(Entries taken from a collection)

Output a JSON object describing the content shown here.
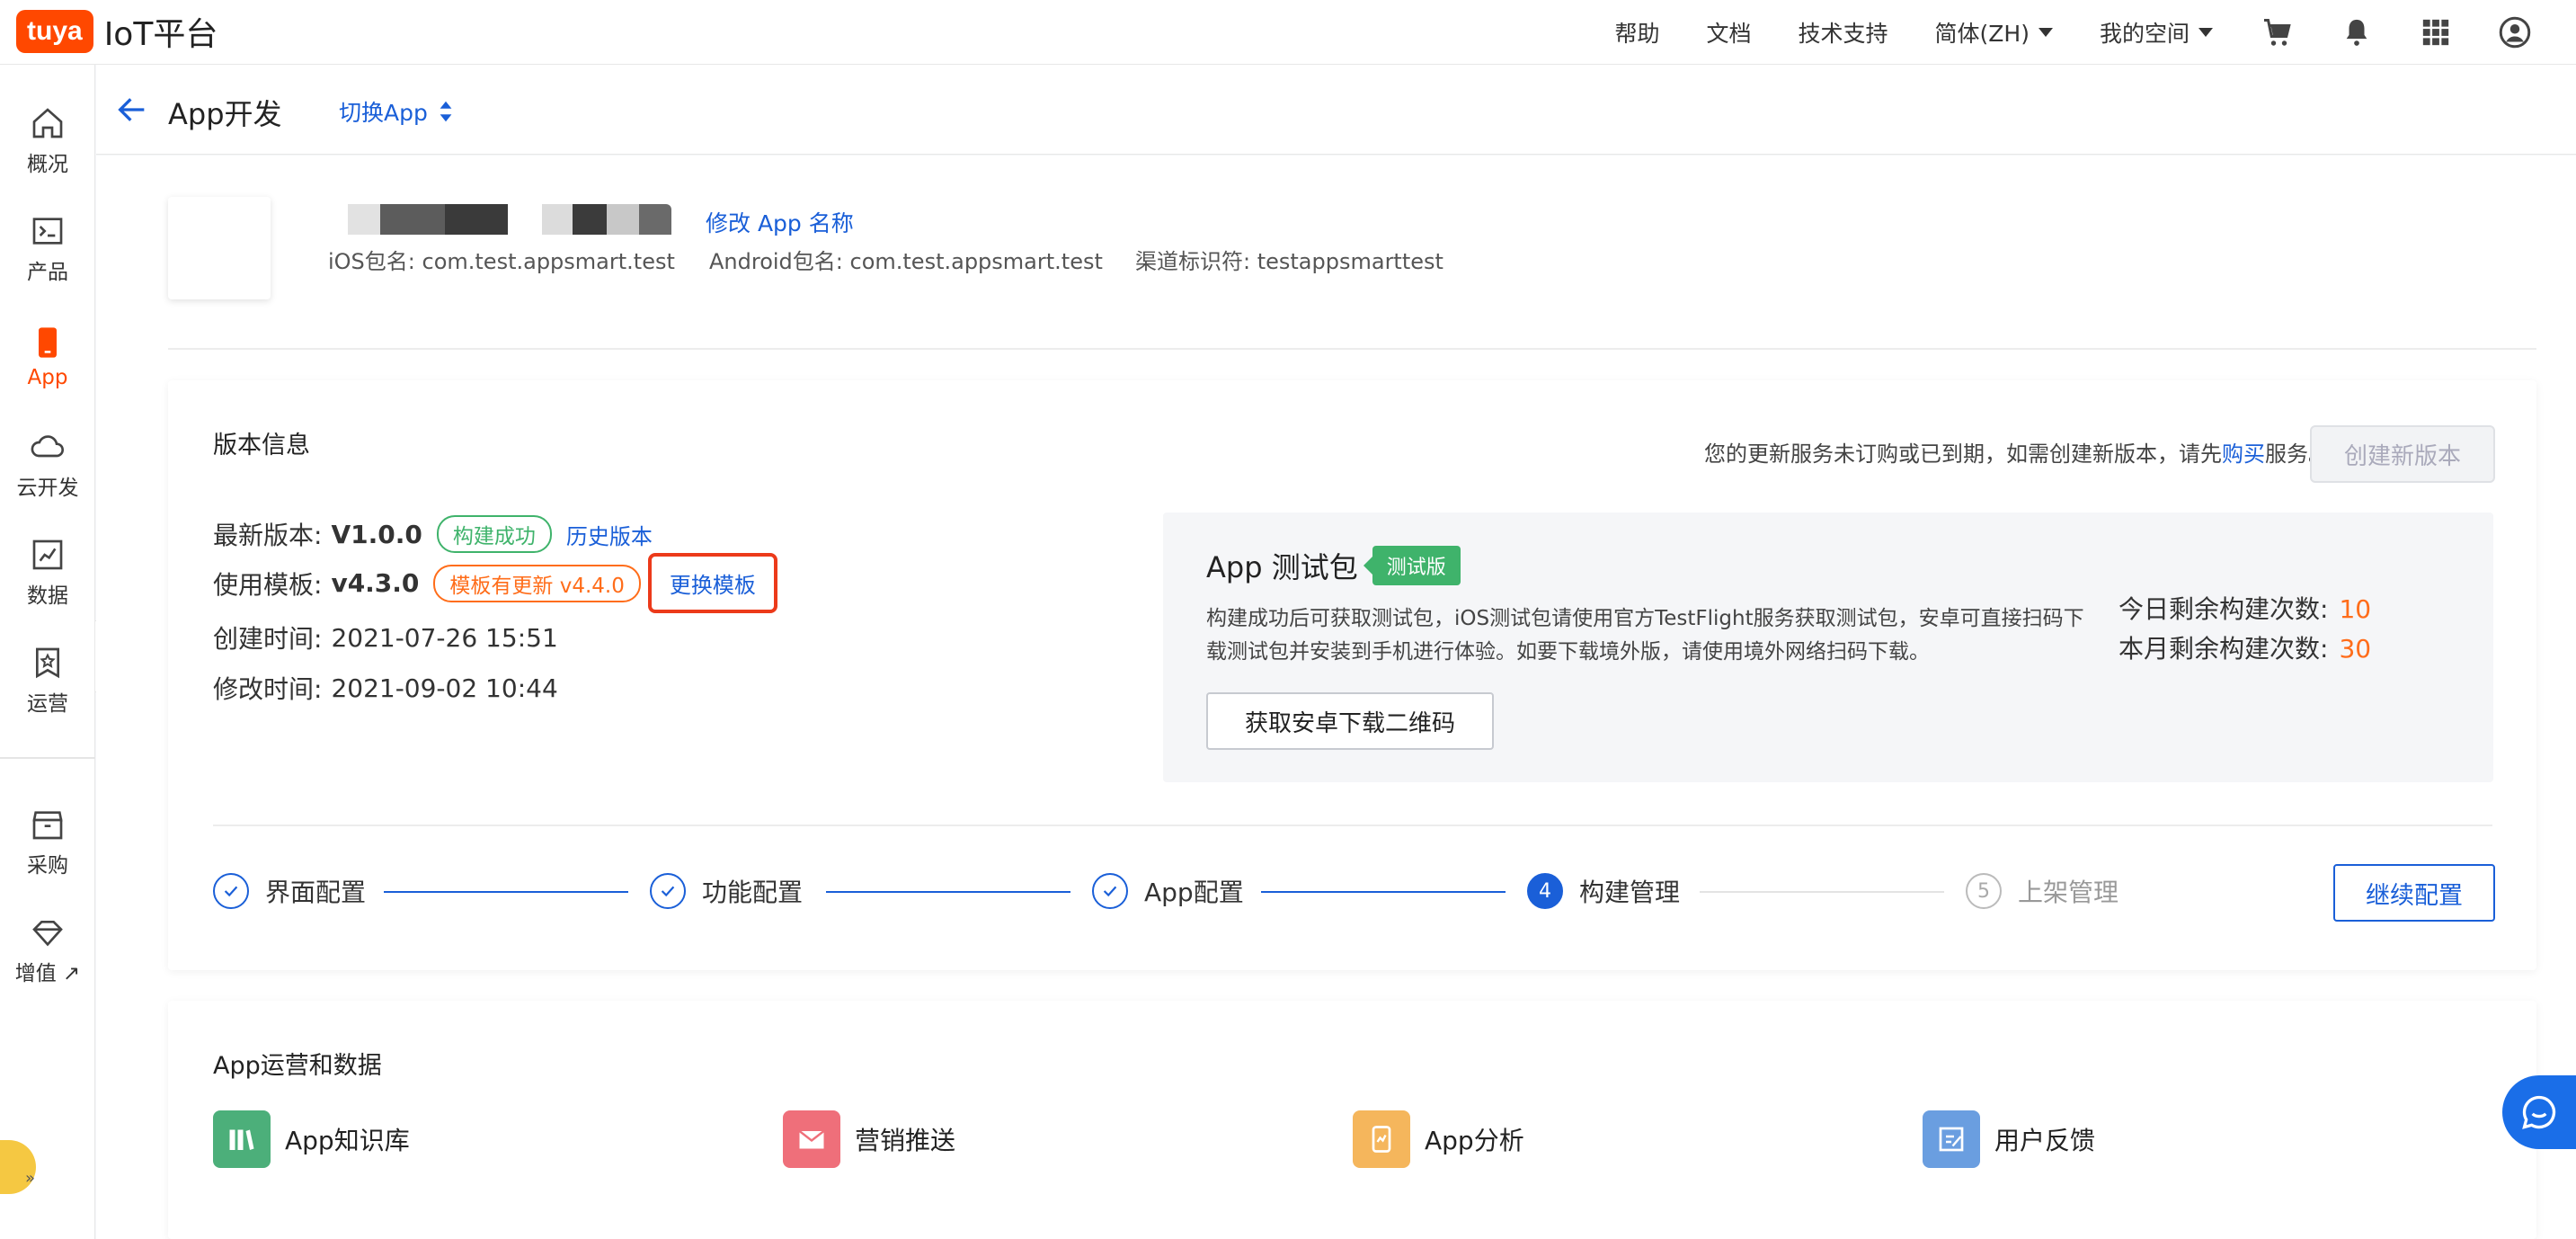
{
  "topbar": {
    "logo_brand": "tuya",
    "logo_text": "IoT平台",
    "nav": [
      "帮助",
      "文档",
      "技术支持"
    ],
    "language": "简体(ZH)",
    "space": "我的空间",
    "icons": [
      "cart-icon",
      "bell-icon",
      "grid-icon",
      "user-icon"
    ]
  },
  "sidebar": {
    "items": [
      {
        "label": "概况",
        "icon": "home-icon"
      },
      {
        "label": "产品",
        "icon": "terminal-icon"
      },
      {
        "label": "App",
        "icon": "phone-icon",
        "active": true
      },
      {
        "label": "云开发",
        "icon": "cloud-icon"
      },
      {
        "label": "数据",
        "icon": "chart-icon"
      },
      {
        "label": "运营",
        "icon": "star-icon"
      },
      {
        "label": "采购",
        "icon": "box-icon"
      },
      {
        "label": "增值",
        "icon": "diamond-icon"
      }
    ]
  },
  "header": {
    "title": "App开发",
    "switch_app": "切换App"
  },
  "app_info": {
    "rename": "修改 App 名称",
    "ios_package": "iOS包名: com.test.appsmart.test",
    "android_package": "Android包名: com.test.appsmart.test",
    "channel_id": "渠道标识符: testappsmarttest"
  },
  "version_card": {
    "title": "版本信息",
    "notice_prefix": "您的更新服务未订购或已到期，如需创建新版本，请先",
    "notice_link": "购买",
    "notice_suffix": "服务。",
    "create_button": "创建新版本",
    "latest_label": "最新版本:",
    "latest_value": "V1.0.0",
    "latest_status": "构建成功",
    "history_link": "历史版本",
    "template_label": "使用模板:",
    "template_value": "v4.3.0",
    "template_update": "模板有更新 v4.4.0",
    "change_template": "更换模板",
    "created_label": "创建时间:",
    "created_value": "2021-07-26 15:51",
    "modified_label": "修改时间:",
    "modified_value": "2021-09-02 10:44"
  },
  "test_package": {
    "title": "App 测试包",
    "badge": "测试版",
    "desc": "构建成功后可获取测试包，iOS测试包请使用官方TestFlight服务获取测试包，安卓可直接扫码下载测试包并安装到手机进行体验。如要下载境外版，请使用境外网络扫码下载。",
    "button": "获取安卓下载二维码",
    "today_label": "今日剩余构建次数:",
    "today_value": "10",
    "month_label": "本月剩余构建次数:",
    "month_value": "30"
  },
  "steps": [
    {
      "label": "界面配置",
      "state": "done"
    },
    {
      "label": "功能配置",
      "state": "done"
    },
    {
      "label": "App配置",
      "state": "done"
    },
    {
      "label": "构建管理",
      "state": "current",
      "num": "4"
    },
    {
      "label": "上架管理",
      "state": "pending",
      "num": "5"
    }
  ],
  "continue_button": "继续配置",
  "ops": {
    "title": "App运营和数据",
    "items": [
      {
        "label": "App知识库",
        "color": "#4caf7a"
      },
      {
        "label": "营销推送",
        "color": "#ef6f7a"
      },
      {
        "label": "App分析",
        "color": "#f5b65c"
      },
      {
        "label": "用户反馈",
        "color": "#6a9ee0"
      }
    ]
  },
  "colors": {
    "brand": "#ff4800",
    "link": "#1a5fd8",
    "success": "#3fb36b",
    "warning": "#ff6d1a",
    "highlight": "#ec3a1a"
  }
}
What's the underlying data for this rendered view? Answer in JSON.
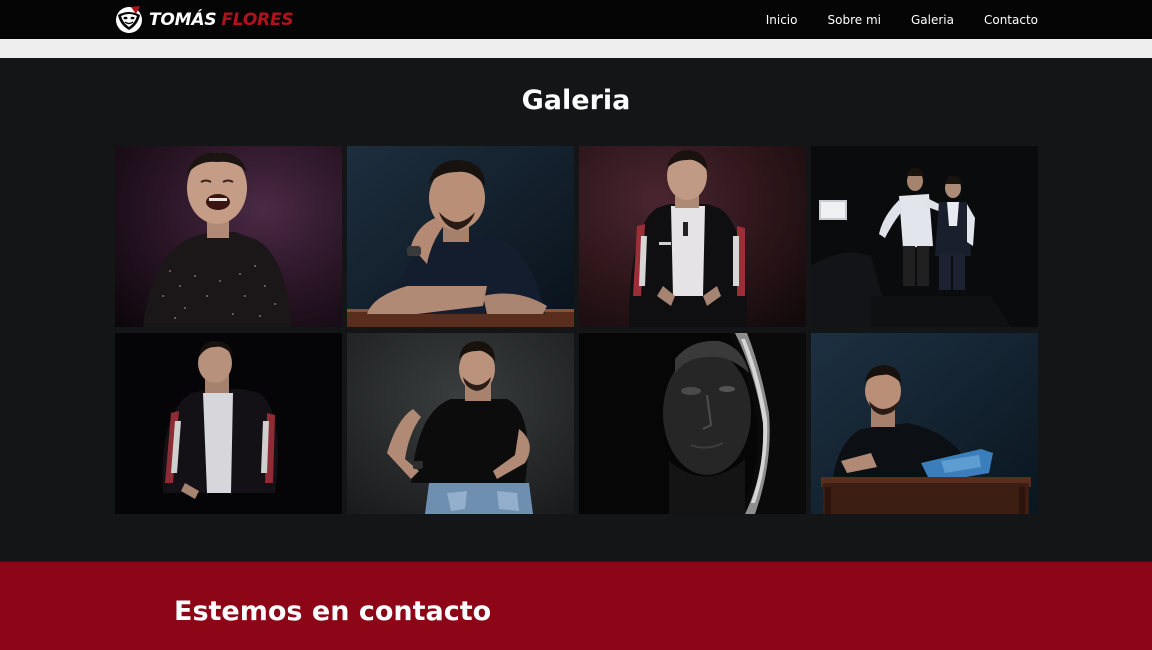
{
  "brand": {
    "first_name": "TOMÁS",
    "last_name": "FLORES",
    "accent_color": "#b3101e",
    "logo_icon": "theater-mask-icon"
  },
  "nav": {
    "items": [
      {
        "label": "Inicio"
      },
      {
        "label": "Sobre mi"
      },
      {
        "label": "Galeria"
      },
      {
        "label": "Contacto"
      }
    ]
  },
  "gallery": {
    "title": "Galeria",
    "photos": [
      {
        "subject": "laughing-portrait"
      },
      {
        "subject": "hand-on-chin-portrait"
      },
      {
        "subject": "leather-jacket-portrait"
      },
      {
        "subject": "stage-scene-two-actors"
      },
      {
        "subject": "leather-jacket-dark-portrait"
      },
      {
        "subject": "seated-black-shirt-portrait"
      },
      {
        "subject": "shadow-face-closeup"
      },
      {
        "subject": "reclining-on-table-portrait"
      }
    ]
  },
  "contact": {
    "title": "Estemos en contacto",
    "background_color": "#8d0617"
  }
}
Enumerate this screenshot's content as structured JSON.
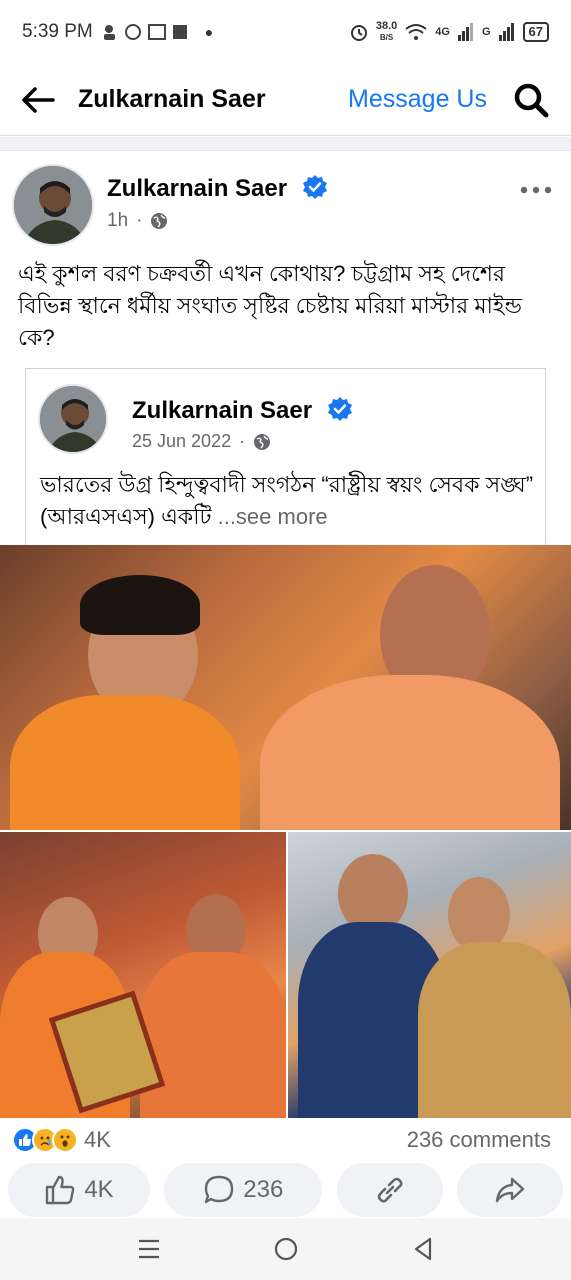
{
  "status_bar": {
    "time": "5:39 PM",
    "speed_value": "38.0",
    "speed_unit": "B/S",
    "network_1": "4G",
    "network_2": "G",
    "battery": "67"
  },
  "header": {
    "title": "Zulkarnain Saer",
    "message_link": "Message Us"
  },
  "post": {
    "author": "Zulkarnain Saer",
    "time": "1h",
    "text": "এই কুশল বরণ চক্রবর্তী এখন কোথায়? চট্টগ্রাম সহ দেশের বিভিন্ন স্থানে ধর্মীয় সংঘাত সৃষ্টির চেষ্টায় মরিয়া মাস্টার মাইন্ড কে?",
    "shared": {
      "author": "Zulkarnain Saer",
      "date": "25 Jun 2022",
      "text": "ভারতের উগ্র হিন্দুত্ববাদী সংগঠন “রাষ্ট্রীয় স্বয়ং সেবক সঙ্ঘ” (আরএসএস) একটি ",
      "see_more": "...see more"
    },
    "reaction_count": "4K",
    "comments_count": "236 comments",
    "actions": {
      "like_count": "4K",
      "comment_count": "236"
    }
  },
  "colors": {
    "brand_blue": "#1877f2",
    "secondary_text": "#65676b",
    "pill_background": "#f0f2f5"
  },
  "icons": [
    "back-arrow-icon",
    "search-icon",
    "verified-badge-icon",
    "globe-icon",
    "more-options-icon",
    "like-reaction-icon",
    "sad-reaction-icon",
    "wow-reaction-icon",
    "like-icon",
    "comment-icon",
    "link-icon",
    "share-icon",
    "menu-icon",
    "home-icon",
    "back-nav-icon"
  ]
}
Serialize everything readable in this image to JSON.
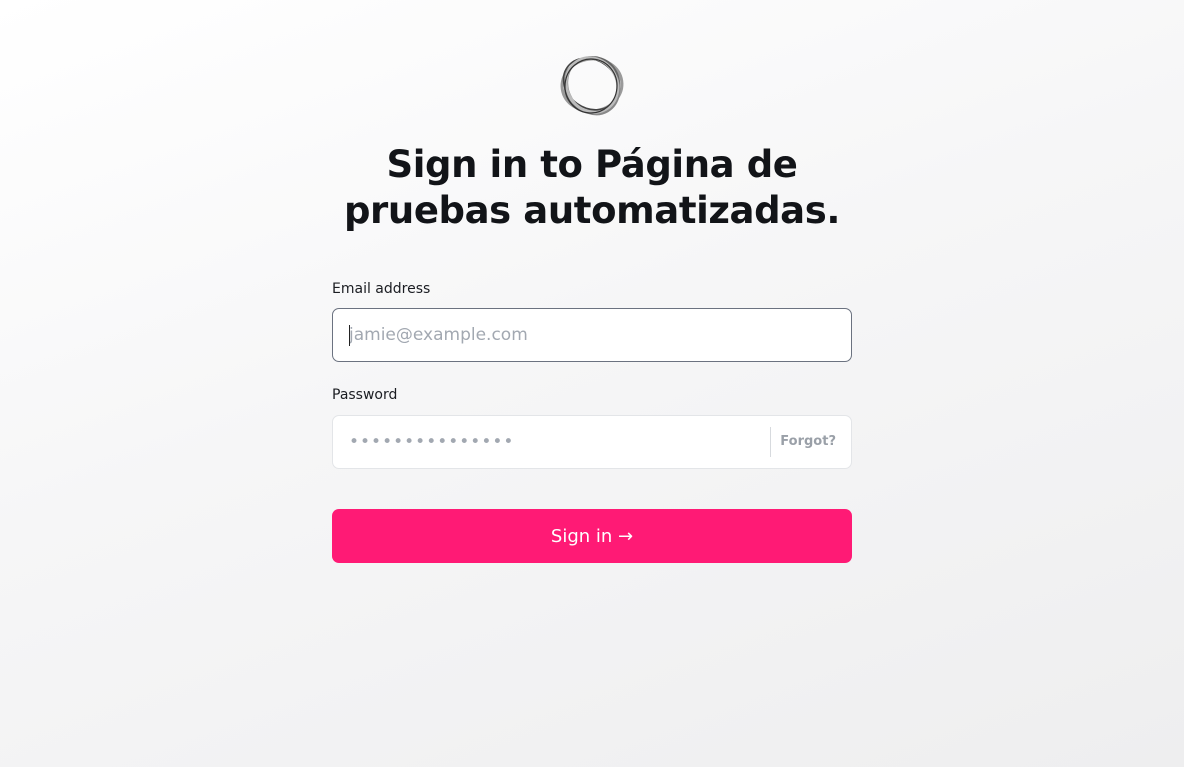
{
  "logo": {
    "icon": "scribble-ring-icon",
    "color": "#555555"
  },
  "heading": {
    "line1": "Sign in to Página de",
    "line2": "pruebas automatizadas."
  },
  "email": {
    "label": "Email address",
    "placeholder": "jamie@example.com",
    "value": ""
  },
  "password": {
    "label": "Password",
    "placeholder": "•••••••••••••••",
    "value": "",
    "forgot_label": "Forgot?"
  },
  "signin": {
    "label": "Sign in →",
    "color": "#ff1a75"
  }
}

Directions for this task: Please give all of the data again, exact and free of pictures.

Solution for this problem:
Output a JSON object describing the content shown here.
{
  "topbar": {
    "logo_brand": "tuya",
    "logo_text": "IoT平台",
    "nav": [
      "帮助",
      "文档",
      "技术支持"
    ],
    "language": "简体(ZH)",
    "space": "我的空间",
    "icons": [
      "cart-icon",
      "bell-icon",
      "grid-icon",
      "user-icon"
    ]
  },
  "sidebar": {
    "items": [
      {
        "label": "概况",
        "icon": "home-icon"
      },
      {
        "label": "产品",
        "icon": "terminal-icon"
      },
      {
        "label": "App",
        "icon": "phone-icon",
        "active": true
      },
      {
        "label": "云开发",
        "icon": "cloud-icon"
      },
      {
        "label": "数据",
        "icon": "chart-icon"
      },
      {
        "label": "运营",
        "icon": "star-icon"
      },
      {
        "label": "采购",
        "icon": "box-icon"
      },
      {
        "label": "增值",
        "icon": "diamond-icon"
      }
    ]
  },
  "header": {
    "title": "App开发",
    "switch_app": "切换App"
  },
  "app_info": {
    "rename": "修改 App 名称",
    "ios_package": "iOS包名: com.test.appsmart.test",
    "android_package": "Android包名: com.test.appsmart.test",
    "channel_id": "渠道标识符: testappsmarttest"
  },
  "version_card": {
    "title": "版本信息",
    "notice_prefix": "您的更新服务未订购或已到期，如需创建新版本，请先",
    "notice_link": "购买",
    "notice_suffix": "服务。",
    "create_button": "创建新版本",
    "latest_label": "最新版本:",
    "latest_value": "V1.0.0",
    "latest_status": "构建成功",
    "history_link": "历史版本",
    "template_label": "使用模板:",
    "template_value": "v4.3.0",
    "template_update": "模板有更新 v4.4.0",
    "change_template": "更换模板",
    "created_label": "创建时间:",
    "created_value": "2021-07-26 15:51",
    "modified_label": "修改时间:",
    "modified_value": "2021-09-02 10:44"
  },
  "test_package": {
    "title": "App 测试包",
    "badge": "测试版",
    "desc": "构建成功后可获取测试包，iOS测试包请使用官方TestFlight服务获取测试包，安卓可直接扫码下载测试包并安装到手机进行体验。如要下载境外版，请使用境外网络扫码下载。",
    "button": "获取安卓下载二维码",
    "today_label": "今日剩余构建次数:",
    "today_value": "10",
    "month_label": "本月剩余构建次数:",
    "month_value": "30"
  },
  "steps": [
    {
      "label": "界面配置",
      "state": "done"
    },
    {
      "label": "功能配置",
      "state": "done"
    },
    {
      "label": "App配置",
      "state": "done"
    },
    {
      "label": "构建管理",
      "state": "current",
      "num": "4"
    },
    {
      "label": "上架管理",
      "state": "pending",
      "num": "5"
    }
  ],
  "continue_button": "继续配置",
  "ops": {
    "title": "App运营和数据",
    "items": [
      {
        "label": "App知识库",
        "color": "#4caf7a"
      },
      {
        "label": "营销推送",
        "color": "#ef6f7a"
      },
      {
        "label": "App分析",
        "color": "#f5b65c"
      },
      {
        "label": "用户反馈",
        "color": "#6a9ee0"
      }
    ]
  },
  "colors": {
    "brand": "#ff4800",
    "link": "#1a5fd8",
    "success": "#3fb36b",
    "warning": "#ff6d1a",
    "highlight": "#ec3a1a"
  }
}
What's the underlying data for this rendered view? Answer in JSON.
{
  "brand": {
    "first_name": "TOMÁS",
    "last_name": "FLORES",
    "accent_color": "#b3101e",
    "logo_icon": "theater-mask-icon"
  },
  "nav": {
    "items": [
      {
        "label": "Inicio"
      },
      {
        "label": "Sobre mi"
      },
      {
        "label": "Galeria"
      },
      {
        "label": "Contacto"
      }
    ]
  },
  "gallery": {
    "title": "Galeria",
    "photos": [
      {
        "subject": "laughing-portrait"
      },
      {
        "subject": "hand-on-chin-portrait"
      },
      {
        "subject": "leather-jacket-portrait"
      },
      {
        "subject": "stage-scene-two-actors"
      },
      {
        "subject": "leather-jacket-dark-portrait"
      },
      {
        "subject": "seated-black-shirt-portrait"
      },
      {
        "subject": "shadow-face-closeup"
      },
      {
        "subject": "reclining-on-table-portrait"
      }
    ]
  },
  "contact": {
    "title": "Estemos en contacto",
    "background_color": "#8d0617"
  }
}
Enumerate this screenshot's content as structured JSON.
{
  "status_bar": {
    "time": "5:39 PM",
    "speed_value": "38.0",
    "speed_unit": "B/S",
    "network_1": "4G",
    "network_2": "G",
    "battery": "67"
  },
  "header": {
    "title": "Zulkarnain Saer",
    "message_link": "Message Us"
  },
  "post": {
    "author": "Zulkarnain Saer",
    "time": "1h",
    "text": "এই কুশল বরণ চক্রবর্তী এখন কোথায়? চট্টগ্রাম সহ দেশের বিভিন্ন স্থানে ধর্মীয় সংঘাত সৃষ্টির চেষ্টায় মরিয়া মাস্টার মাইন্ড কে?",
    "shared": {
      "author": "Zulkarnain Saer",
      "date": "25 Jun 2022",
      "text": "ভারতের উগ্র হিন্দুত্ববাদী সংগঠন “রাষ্ট্রীয় স্বয়ং সেবক সঙ্ঘ” (আরএসএস) একটি ",
      "see_more": "...see more"
    },
    "reaction_count": "4K",
    "comments_count": "236 comments",
    "actions": {
      "like_count": "4K",
      "comment_count": "236"
    }
  },
  "colors": {
    "brand_blue": "#1877f2",
    "secondary_text": "#65676b",
    "pill_background": "#f0f2f5"
  },
  "icons": [
    "back-arrow-icon",
    "search-icon",
    "verified-badge-icon",
    "globe-icon",
    "more-options-icon",
    "like-reaction-icon",
    "sad-reaction-icon",
    "wow-reaction-icon",
    "like-icon",
    "comment-icon",
    "link-icon",
    "share-icon",
    "menu-icon",
    "home-icon",
    "back-nav-icon"
  ]
}
Serialize everything readable in this image to JSON.
{
  "logo": {
    "icon": "scribble-ring-icon",
    "color": "#555555"
  },
  "heading": {
    "line1": "Sign in to Página de",
    "line2": "pruebas automatizadas."
  },
  "email": {
    "label": "Email address",
    "placeholder": "jamie@example.com",
    "value": ""
  },
  "password": {
    "label": "Password",
    "placeholder": "•••••••••••••••",
    "value": "",
    "forgot_label": "Forgot?"
  },
  "signin": {
    "label": "Sign in →",
    "color": "#ff1a75"
  }
}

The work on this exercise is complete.